C. Examining Psychologist Keith Linn, Psy.D
Plaintiff's third argument is that the ALJ improperly rejected the opinion of examining psychologist Dr. Keith Linn, Psy.D. Dr. Linn opined that Mr. Scally should have no unsupervised contact with minors. Plaintiff argues that the ALJ did not adequately incorporate this limitation into the RFC.
Although the RFC does not include a limitation regarding contact with minors, the ALJ's hypothetical explicitly included a restriction on contact with minors. In the hypothetical, in additional to the hypothetical RFC, the ALJ said "the person should have no contact with children or with people under the age of 18." In response to this hypothetical, the VE stated that the hypothetical person "could perform telephone solicitor, and legal transcriber." Because the VE testified that Mr. Scally could perform the same past relevant work of telephone solicitor and legal transcriber when limited to no contact with minors under the age of 18, any error that the ALJ made in failing to include this limitation in the RFC is harmless. Molina, 674 F.3d at 1115. The Court upholds the ALJ's decision regarding Dr. Linn.

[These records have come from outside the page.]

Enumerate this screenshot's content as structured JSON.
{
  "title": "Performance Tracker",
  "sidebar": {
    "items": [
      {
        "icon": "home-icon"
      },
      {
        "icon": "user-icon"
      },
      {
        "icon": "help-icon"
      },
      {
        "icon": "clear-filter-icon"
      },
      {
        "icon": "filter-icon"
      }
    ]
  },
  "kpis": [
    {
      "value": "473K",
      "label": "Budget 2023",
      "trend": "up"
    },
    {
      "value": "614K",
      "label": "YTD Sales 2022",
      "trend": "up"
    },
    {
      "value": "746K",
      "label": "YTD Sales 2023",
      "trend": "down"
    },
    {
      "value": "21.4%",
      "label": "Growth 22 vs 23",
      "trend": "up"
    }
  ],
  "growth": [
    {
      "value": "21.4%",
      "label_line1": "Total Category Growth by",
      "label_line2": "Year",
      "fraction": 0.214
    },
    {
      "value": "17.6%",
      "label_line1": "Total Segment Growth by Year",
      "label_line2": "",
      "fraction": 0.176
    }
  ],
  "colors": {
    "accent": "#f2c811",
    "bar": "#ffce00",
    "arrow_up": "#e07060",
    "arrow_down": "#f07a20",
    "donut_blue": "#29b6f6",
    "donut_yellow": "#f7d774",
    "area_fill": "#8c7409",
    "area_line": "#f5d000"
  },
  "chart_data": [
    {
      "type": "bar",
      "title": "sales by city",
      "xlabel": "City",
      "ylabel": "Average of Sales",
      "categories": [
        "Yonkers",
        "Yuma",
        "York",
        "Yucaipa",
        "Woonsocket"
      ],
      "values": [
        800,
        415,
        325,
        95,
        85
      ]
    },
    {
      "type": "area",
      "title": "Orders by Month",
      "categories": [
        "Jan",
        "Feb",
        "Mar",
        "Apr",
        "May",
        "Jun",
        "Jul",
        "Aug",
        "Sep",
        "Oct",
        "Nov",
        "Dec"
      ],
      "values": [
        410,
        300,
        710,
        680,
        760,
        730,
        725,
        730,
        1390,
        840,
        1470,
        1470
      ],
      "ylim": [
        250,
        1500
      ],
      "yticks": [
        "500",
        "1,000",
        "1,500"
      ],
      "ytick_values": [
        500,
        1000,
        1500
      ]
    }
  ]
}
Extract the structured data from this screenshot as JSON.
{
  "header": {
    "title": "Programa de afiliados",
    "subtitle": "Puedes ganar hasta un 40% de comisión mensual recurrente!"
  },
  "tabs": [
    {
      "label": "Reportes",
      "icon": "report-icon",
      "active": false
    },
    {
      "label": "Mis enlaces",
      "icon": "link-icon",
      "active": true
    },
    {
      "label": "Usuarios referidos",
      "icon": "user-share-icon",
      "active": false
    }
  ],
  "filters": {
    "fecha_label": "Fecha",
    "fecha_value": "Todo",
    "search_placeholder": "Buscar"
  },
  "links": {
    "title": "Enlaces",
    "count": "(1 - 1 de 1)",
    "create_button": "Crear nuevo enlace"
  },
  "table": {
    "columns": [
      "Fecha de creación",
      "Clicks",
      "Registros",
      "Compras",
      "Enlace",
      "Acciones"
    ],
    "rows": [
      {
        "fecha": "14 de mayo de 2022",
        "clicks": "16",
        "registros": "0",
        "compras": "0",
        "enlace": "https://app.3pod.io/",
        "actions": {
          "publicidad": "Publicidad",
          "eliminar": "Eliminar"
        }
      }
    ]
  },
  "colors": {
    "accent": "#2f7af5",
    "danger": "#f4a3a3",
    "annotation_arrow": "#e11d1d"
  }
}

The Commissioner's decision that Mr. Scally was not disabled is AFFIRMED.
IT IS SO ORDERED.